• Task directions
One number alone answers this: the count of lines below in which the word "TECHTONIC" is found.

• Given records
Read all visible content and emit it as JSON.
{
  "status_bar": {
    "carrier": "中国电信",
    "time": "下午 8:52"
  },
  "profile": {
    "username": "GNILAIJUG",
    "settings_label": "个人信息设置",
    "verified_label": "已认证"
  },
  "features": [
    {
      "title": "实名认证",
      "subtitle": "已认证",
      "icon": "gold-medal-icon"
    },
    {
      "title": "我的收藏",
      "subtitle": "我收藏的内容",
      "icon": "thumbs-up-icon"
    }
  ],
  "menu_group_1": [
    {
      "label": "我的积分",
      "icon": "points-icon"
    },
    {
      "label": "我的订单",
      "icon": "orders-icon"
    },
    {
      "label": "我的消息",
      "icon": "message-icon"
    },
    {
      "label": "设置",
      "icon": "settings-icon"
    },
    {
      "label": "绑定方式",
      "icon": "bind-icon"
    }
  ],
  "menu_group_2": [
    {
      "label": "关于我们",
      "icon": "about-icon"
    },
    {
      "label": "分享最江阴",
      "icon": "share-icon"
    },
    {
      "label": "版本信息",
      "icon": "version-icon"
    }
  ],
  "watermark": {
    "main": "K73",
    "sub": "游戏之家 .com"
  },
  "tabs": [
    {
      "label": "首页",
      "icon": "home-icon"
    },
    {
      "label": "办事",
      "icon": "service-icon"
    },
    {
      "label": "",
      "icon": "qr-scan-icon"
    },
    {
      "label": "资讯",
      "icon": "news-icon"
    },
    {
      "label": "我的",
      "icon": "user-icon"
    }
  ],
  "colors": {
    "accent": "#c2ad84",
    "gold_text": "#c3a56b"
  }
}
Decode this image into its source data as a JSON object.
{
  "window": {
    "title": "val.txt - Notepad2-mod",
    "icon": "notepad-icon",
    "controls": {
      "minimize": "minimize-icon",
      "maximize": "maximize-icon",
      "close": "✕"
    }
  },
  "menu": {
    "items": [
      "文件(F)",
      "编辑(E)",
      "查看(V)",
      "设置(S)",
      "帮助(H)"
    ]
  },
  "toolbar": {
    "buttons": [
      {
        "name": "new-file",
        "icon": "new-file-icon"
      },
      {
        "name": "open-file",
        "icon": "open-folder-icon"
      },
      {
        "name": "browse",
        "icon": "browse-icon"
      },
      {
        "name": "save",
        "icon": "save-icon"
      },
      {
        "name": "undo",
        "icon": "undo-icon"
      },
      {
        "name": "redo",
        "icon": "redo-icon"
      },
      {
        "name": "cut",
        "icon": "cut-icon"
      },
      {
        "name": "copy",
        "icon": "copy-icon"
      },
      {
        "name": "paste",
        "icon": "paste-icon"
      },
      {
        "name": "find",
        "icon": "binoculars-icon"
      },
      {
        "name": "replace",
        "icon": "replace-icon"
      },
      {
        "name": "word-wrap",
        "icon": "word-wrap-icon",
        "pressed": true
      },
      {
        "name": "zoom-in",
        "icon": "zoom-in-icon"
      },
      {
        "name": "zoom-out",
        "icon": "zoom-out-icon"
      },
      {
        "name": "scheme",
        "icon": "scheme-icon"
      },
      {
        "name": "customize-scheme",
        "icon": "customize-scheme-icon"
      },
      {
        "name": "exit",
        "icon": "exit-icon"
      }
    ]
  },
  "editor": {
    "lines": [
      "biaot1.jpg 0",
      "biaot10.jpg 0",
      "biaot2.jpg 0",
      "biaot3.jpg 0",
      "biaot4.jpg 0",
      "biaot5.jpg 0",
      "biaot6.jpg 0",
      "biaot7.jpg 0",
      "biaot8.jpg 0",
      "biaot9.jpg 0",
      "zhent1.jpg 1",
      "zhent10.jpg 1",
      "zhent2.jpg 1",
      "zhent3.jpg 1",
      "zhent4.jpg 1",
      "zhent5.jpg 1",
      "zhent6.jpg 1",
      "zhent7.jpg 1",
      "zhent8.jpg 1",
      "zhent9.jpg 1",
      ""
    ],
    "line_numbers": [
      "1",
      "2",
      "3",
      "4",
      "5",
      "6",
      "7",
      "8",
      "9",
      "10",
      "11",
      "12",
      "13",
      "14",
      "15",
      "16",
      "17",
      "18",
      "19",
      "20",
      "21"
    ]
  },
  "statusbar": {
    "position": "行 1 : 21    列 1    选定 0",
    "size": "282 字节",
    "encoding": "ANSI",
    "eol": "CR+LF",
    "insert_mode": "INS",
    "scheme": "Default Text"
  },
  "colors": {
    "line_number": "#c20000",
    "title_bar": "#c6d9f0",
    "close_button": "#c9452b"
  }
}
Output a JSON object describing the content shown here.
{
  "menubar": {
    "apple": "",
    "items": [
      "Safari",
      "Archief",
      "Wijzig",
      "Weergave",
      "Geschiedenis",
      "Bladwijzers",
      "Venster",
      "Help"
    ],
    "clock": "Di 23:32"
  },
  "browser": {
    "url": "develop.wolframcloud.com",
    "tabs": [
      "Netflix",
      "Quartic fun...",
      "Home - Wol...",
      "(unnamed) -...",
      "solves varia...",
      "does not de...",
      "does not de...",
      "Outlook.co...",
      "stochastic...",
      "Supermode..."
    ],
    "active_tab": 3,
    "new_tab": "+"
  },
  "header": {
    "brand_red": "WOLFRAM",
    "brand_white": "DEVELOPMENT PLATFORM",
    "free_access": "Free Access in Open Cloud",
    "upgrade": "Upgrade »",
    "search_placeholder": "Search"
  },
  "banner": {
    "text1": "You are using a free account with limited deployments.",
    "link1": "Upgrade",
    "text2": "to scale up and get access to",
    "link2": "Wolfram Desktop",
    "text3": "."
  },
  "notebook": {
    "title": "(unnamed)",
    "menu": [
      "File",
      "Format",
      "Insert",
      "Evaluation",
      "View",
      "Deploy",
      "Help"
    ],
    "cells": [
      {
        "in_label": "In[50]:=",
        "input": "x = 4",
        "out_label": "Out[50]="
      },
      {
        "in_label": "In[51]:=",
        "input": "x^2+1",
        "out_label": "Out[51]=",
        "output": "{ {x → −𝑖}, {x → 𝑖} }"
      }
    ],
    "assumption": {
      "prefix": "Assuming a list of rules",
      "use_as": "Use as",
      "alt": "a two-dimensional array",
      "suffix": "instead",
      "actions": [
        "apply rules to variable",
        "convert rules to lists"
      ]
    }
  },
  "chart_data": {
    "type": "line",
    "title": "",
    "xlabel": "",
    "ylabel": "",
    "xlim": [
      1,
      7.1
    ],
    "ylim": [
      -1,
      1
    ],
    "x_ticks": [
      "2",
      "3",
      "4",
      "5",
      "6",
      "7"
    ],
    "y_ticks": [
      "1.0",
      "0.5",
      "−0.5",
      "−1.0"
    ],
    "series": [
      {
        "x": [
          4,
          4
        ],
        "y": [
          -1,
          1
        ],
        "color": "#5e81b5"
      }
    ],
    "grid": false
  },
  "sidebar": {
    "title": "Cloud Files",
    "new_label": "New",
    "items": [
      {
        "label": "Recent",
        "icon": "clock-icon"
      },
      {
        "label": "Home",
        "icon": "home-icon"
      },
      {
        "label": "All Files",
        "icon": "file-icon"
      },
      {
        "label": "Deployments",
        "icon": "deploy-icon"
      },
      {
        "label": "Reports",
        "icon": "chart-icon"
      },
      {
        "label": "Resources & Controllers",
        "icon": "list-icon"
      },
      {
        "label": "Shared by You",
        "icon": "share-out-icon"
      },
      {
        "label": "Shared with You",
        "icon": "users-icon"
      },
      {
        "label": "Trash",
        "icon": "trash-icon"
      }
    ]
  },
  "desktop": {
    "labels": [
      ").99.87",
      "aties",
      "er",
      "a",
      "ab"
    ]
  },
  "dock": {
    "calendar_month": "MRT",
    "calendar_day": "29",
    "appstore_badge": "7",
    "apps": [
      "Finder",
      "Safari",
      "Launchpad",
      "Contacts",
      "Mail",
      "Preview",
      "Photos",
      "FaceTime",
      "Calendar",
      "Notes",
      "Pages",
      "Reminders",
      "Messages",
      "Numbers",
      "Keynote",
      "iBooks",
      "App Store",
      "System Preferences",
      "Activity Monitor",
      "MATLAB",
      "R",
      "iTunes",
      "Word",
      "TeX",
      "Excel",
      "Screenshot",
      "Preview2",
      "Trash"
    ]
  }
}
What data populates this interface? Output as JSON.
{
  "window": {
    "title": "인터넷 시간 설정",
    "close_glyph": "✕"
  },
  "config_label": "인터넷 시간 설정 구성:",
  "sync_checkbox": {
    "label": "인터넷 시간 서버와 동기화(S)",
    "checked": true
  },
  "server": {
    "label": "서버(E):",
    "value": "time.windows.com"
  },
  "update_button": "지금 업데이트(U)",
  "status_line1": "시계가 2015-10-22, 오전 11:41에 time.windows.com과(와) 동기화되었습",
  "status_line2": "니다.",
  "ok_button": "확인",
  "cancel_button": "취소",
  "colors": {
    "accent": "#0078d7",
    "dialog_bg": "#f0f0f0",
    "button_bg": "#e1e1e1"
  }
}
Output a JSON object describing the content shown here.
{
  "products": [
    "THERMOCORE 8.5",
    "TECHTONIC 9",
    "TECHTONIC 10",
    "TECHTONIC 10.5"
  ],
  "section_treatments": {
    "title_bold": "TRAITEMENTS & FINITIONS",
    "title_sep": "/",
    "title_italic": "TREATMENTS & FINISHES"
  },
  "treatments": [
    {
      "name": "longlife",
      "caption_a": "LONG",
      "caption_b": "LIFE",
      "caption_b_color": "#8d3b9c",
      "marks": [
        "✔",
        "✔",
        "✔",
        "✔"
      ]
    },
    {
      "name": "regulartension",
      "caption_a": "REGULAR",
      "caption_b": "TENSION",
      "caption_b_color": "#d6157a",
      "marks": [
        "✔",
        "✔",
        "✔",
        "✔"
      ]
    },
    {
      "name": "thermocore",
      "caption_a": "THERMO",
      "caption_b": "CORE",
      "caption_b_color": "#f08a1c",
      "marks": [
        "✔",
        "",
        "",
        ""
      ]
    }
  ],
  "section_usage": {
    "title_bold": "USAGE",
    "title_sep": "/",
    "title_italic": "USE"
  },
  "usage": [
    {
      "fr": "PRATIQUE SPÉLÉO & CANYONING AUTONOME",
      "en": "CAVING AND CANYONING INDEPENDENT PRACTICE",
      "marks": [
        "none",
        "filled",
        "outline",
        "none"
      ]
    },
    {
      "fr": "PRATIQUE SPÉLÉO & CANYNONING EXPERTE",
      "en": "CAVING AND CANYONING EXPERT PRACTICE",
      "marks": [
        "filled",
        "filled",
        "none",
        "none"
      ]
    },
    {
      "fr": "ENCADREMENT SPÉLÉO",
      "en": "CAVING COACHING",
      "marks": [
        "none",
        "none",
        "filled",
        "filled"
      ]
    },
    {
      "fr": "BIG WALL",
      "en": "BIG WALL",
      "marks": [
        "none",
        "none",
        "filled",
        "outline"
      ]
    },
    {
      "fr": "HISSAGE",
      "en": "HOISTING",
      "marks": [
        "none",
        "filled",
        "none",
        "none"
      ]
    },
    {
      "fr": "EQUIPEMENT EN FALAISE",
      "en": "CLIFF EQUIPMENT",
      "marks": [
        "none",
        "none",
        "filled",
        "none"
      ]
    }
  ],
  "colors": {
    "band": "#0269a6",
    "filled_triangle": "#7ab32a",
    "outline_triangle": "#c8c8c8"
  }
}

• Answer box
3